01 December 2011

In his latest Commentary, Michael Emerson finds that nowhere is the competition over the primacy of norms in international relations sharper than that revealed by the UN’s response to the murderous repression by the Syrian authorities of their civilian population.

Michael Emerson is Senior Associate Research Fellow at CEPS.

16 November 2011

CEPS Senior Fellow Paul De Grauwe expresses astonishment in this new Commentary at the continued insistence in both Brussels and Frankfurt on budgetary austerity as the necessary and sufficient response to stop the government debt crisis in the eurozone. In his view, the austerity programmes should be softened and spread over a longer period of time, allowing the automatic stabilisers in the national budgets to prevent the economies from spiralling downwards.

08 November 2011

This contribution by CEPS Director Daniel Gros lays the blame for Italy’s poor growth, which presently poses an existential threat to the entire eurozone, squarely on the country’s abysmal record on such governance factors as corruption and the rule of law. Reversing this political decline will take years of national commitment – of which he sees little sign.

03 November 2011

Contrary to the high hopes being attached to the proffer of Chinese assistance at the G20 in Cannes this week, CEPS Director Daniel Gros warns in this Commentary that a large inflow of funds from China and other 'investors' could in fact do more harm than good. In his view, the incoming capital would strengthen the euro and thus make a recovery in the periphery even more difficult.

28 October 2011

In his latest Commentary, Michael Emerson surveys the dramatic events in this autumn’s political landscape in the European neighbourhood and finds the most astonishing feature is the contradictory trend between the East’s slide backwards towards authoritarianism, while the Arab world proceeds with its anti-authoritarian revolution.

Michael Emerson is Senior Associate Research Fellow at CEPS.

27 October 2011

Eurozone leaders agreed this morning on the rough outline of a package of measures designed to end the crisis in the eurozone.
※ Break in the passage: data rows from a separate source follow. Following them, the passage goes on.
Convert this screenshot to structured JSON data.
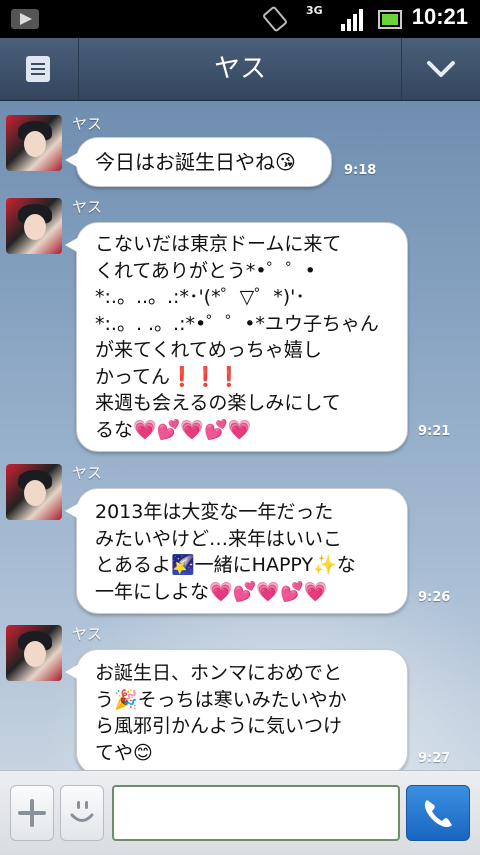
{
  "status_bar": {
    "network": "3G",
    "time": "10:21"
  },
  "header": {
    "title": "ヤス"
  },
  "messages": [
    {
      "sender": "ヤス",
      "text": "今日はお誕生日やね😘",
      "time": "9:18"
    },
    {
      "sender": "ヤス",
      "text": "こないだは東京ドームに来て\nくれてありがとう*•゜゜•\n*:.。..。.:*･'(*゜▽゜*)'･\n*:.。. .。.:*•゜゜•*ユウ子ちゃん\nが来てくれてめっちゃ嬉し\nかってん❗️❗️❗️\n来週も会えるの楽しみにして\nるな💗💕💗💕💗",
      "time": "9:21"
    },
    {
      "sender": "ヤス",
      "text": "2013年は大変な一年だった\nみたいやけど…来年はいいこ\nとあるよ🌠一緒にHAPPY✨な\n一年にしよな💗💕💗💕💗",
      "time": "9:26"
    },
    {
      "sender": "ヤス",
      "text": "お誕生日、ホンマにおめでと\nう🎉そっちは寒いみたいやか\nら風邪引かんように気いつけ\nてや😊",
      "time": "9:27"
    }
  ],
  "input_bar": {
    "placeholder": ""
  }
}
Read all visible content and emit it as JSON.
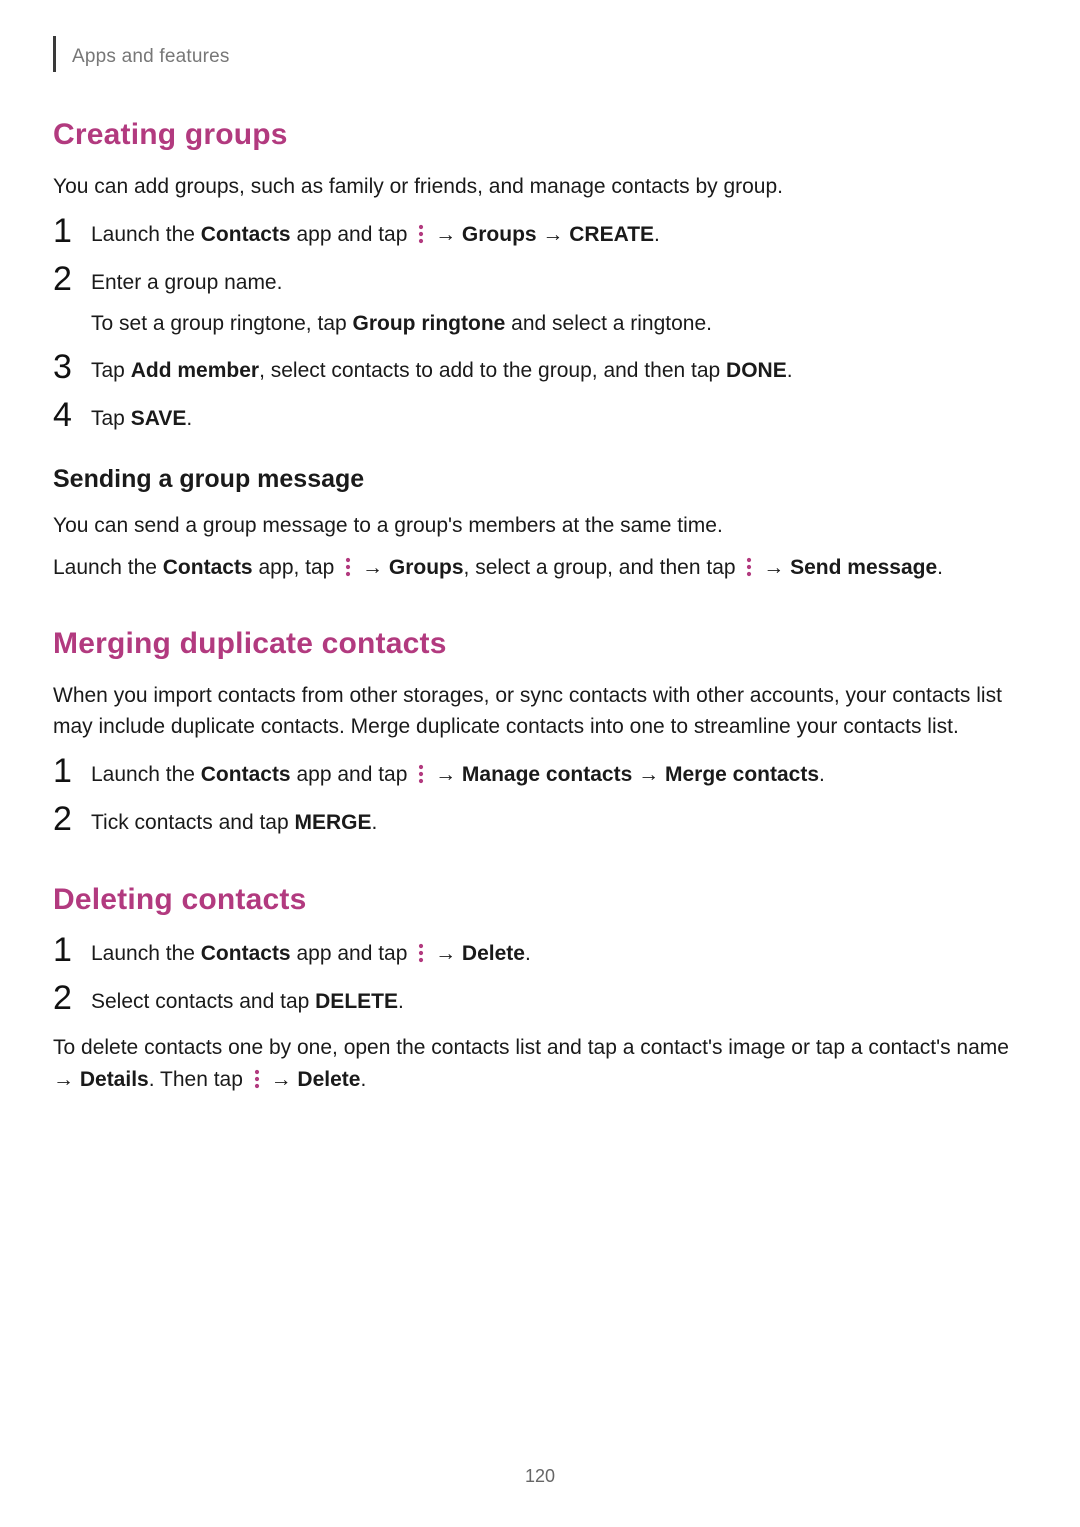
{
  "header": {
    "breadcrumb": "Apps and features"
  },
  "page_number": "120",
  "sections": {
    "creating_groups": {
      "title": "Creating groups",
      "intro": "You can add groups, such as family or friends, and manage contacts by group.",
      "steps": {
        "s1_prefix": "Launch the ",
        "s1_contacts": "Contacts",
        "s1_mid": " app and tap ",
        "s1_groups": "Groups",
        "s1_create": "CREATE",
        "s2_line1": "Enter a group name.",
        "s2_line2_prefix": "To set a group ringtone, tap ",
        "s2_group_ringtone": "Group ringtone",
        "s2_line2_suffix": " and select a ringtone.",
        "s3_prefix": "Tap ",
        "s3_add_member": "Add member",
        "s3_mid": ", select contacts to add to the group, and then tap ",
        "s3_done": "DONE",
        "s4_prefix": "Tap ",
        "s4_save": "SAVE"
      },
      "sending": {
        "heading": "Sending a group message",
        "intro": "You can send a group message to a group's members at the same time.",
        "line_prefix": "Launch the ",
        "contacts": "Contacts",
        "mid1": " app, tap ",
        "groups": "Groups",
        "mid2": ", select a group, and then tap ",
        "send_message": "Send message"
      }
    },
    "merging": {
      "title": "Merging duplicate contacts",
      "intro": "When you import contacts from other storages, or sync contacts with other accounts, your contacts list may include duplicate contacts. Merge duplicate contacts into one to streamline your contacts list.",
      "steps": {
        "s1_prefix": "Launch the ",
        "s1_contacts": "Contacts",
        "s1_mid": " app and tap ",
        "s1_manage": "Manage contacts",
        "s1_merge": "Merge contacts",
        "s2_prefix": "Tick contacts and tap ",
        "s2_merge": "MERGE"
      }
    },
    "deleting": {
      "title": "Deleting contacts",
      "steps": {
        "s1_prefix": "Launch the ",
        "s1_contacts": "Contacts",
        "s1_mid": " app and tap ",
        "s1_delete": "Delete",
        "s2_prefix": "Select contacts and tap ",
        "s2_delete": "DELETE"
      },
      "note_prefix": "To delete contacts one by one, open the contacts list and tap a contact's image or tap a contact's name → ",
      "note_details": "Details",
      "note_mid": ". Then tap ",
      "note_delete": "Delete"
    }
  },
  "glyphs": {
    "arrow": " → ",
    "period": "."
  }
}
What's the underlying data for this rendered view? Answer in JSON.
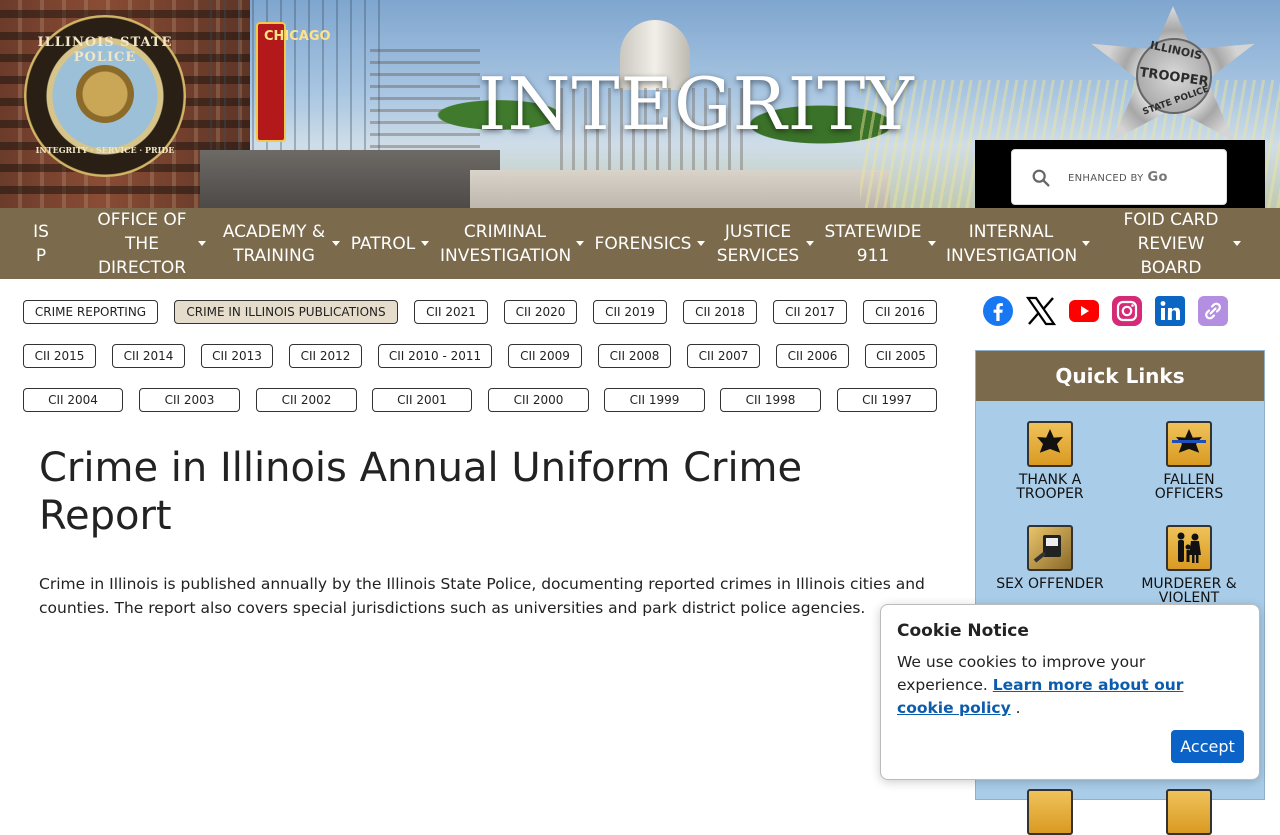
{
  "header": {
    "banner_title": "INTEGRITY",
    "seal": {
      "top_text": "ILLINOIS STATE POLICE",
      "bottom_text": "INTEGRITY · SERVICE · PRIDE"
    },
    "theater_sign": "CHICAGO",
    "badge": {
      "line1": "ILLINOIS",
      "line2": "TROOPER",
      "line3": "STATE POLICE"
    },
    "search": {
      "brand_prefix": "ENHANCED BY",
      "brand_name": "Go"
    }
  },
  "nav": {
    "items": [
      {
        "label": "IS P",
        "has_dropdown": false
      },
      {
        "label": "OFFICE OF THE DIRECTOR",
        "has_dropdown": true
      },
      {
        "label": "ACADEMY & TRAINING",
        "has_dropdown": true
      },
      {
        "label": "PATROL",
        "has_dropdown": true
      },
      {
        "label": "CRIMINAL INVESTIGATION",
        "has_dropdown": true
      },
      {
        "label": "FORENSICS",
        "has_dropdown": true
      },
      {
        "label": "JUSTICE SERVICES",
        "has_dropdown": true
      },
      {
        "label": "STATEWIDE 911",
        "has_dropdown": true
      },
      {
        "label": "INTERNAL INVESTIGATION",
        "has_dropdown": true
      },
      {
        "label": "FOID CARD REVIEW BOARD",
        "has_dropdown": true
      }
    ]
  },
  "subnav": {
    "active": "CRIME IN ILLINOIS PUBLICATIONS",
    "pills": [
      "CRIME REPORTING",
      "CRIME IN ILLINOIS PUBLICATIONS",
      "CII 2021",
      "CII 2020",
      "CII 2019",
      "CII 2018",
      "CII 2017",
      "CII 2016",
      "CII 2015",
      "CII 2014",
      "CII 2013",
      "CII 2012",
      "CII 2010 - 2011",
      "CII 2009",
      "CII 2008",
      "CII 2007",
      "CII 2006",
      "CII 2005",
      "CII 2004",
      "CII 2003",
      "CII 2002",
      "CII 2001",
      "CII 2000",
      "CII 1999",
      "CII 1998",
      "CII 1997"
    ]
  },
  "main": {
    "title": "Crime in Illinois Annual Uniform Crime Report",
    "intro": "Crime in Illinois is published annually by the Illinois State Police, documenting reported crimes in Illinois cities and counties. The report also covers special jurisdictions such as universities and park district police agencies."
  },
  "social": {
    "icons": [
      "facebook-icon",
      "x-icon",
      "youtube-icon",
      "instagram-icon",
      "linkedin-icon",
      "link-icon"
    ],
    "colors": {
      "facebook": "#1877f2",
      "x": "#000000",
      "youtube": "#ff0000",
      "instagram": "#d62976",
      "linkedin": "#0a66c2",
      "link": "#b48ee0"
    }
  },
  "quick_links": {
    "heading": "Quick Links",
    "items": [
      {
        "label": "THANK A TROOPER",
        "icon": "star-badge-icon"
      },
      {
        "label": "FALLEN OFFICERS",
        "icon": "mourning-badge-icon"
      },
      {
        "label": "SEX OFFENDER",
        "icon": "offender-registry-icon"
      },
      {
        "label": "MURDERER & VIOLENT",
        "icon": "family-icon"
      }
    ]
  },
  "cookie": {
    "title": "Cookie Notice",
    "text": "We use cookies to improve your experience.",
    "link_text": "Learn more about our cookie policy",
    "after_link": ".",
    "accept_label": "Accept"
  },
  "colors": {
    "nav_bg": "#7b6a4c",
    "quick_links_bg": "#a9cde9",
    "active_pill": "#e6dccb",
    "accept_button": "#0b63c8",
    "link": "#0b5cad"
  }
}
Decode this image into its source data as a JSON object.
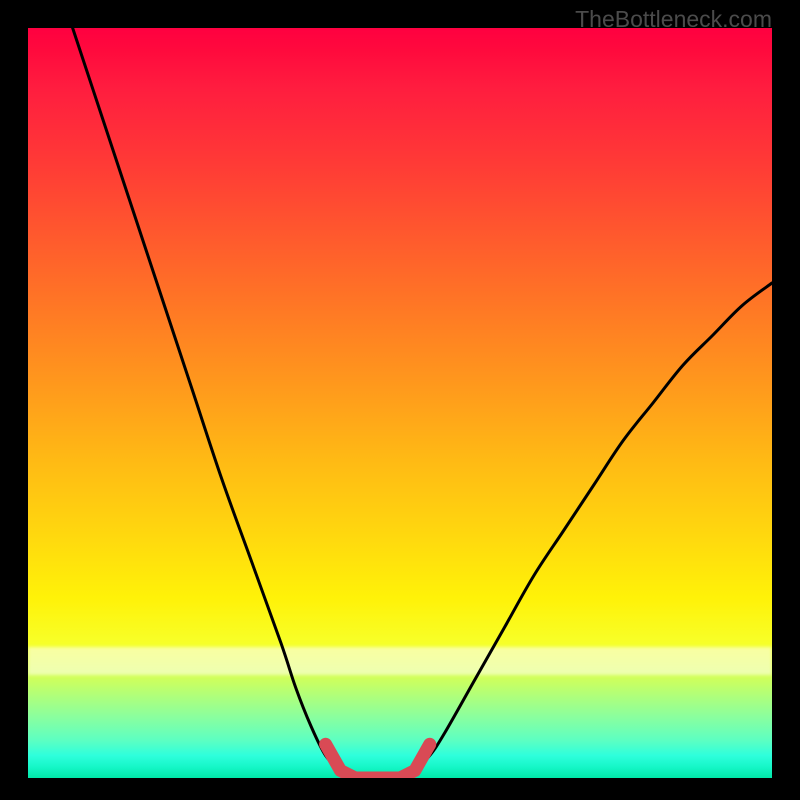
{
  "brand": "TheBottleneck.com",
  "colors": {
    "frame": "#000000",
    "brand_text": "#4b4b4b",
    "curve": "#000000",
    "highlight": "#d94a55"
  },
  "chart_data": {
    "type": "line",
    "title": "",
    "xlabel": "",
    "ylabel": "",
    "xlim": [
      0,
      100
    ],
    "ylim": [
      0,
      100
    ],
    "series": [
      {
        "name": "left-curve",
        "x": [
          6,
          10,
          14,
          18,
          22,
          26,
          30,
          34,
          36,
          38,
          40,
          42
        ],
        "y": [
          100,
          88,
          76,
          64,
          52,
          40,
          29,
          18,
          12,
          7,
          3,
          1
        ]
      },
      {
        "name": "right-curve",
        "x": [
          52,
          54,
          56,
          60,
          64,
          68,
          72,
          76,
          80,
          84,
          88,
          92,
          96,
          100
        ],
        "y": [
          1,
          3,
          6,
          13,
          20,
          27,
          33,
          39,
          45,
          50,
          55,
          59,
          63,
          66
        ]
      },
      {
        "name": "highlight-bracket",
        "x": [
          40,
          42,
          44,
          50,
          52,
          54
        ],
        "y": [
          4.5,
          1,
          0,
          0,
          1,
          4.5
        ]
      }
    ]
  }
}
This commentary argues that a central pillar of the package will not work. The so-called ‘first-loss insurance’ of eurozone sovereign debt relies on an incomplete analysis of the underlying problem and the proposed solution.

Daniel Gros is Director of CEPS.

24 October 2011

Unlike the banking crisis of 2008; when governments had significantly lower debt burdens, governments today cannot recapitalize banks without triggering downgrades and renewed fears of sovereign default. In order to stop this downward spiral in the eurozone, a credible floor has to be put in place on the prices of government bonds. This CEPS Commentary argues that the European Central Bank is the only institution capable of imposing such a floor and breaking this vicious circle.

21 October 2011

This paper proposes to tackle the sovereign debt and banking crises with a comprehensive multi-pillar mechanism that involves cash and synthetic solutions aimed at enhancing the European Financial Stability Facility (EFSF), but without necessitating any structural transformation. In this framework, the public and the private sectors would collaborate to design the necessary tools (a blend of cash and guarantees) that are capable of convincing the market.

19 October 2011

In this Commentary, Piotr Maciej Kaczyński looks at seemingly different recent political developments in Poland and Slovakia, but draws a common lesson: any new party entering the political scene needs some time to consolidate internally before it enters the government. Both the Slovak and the Czech governments have suffered recent instability due to their political backing by newly emerging actors. He warns that Poland should not make the same mistake.
Piotr Maciej Kaczyński is a Research Fellow at CEPS.
 

19 October 2011

This CEPS Commentary finds that banking supervisors and regulators attach too much importance to the current capital ratios, despite the multi-indicators approach encouraged by Basel III. Drawing on the recent experience of the Belgian-French bank Dexia, the author shows that reliance on this single capital indicator can be very costly.

13 October 2011

The European Union should move quickly to enact an American-style ‘TARP’ in the eurozone to strengthen the financial sector and maintain lending, argues CEPS CEO Karel Lannoo.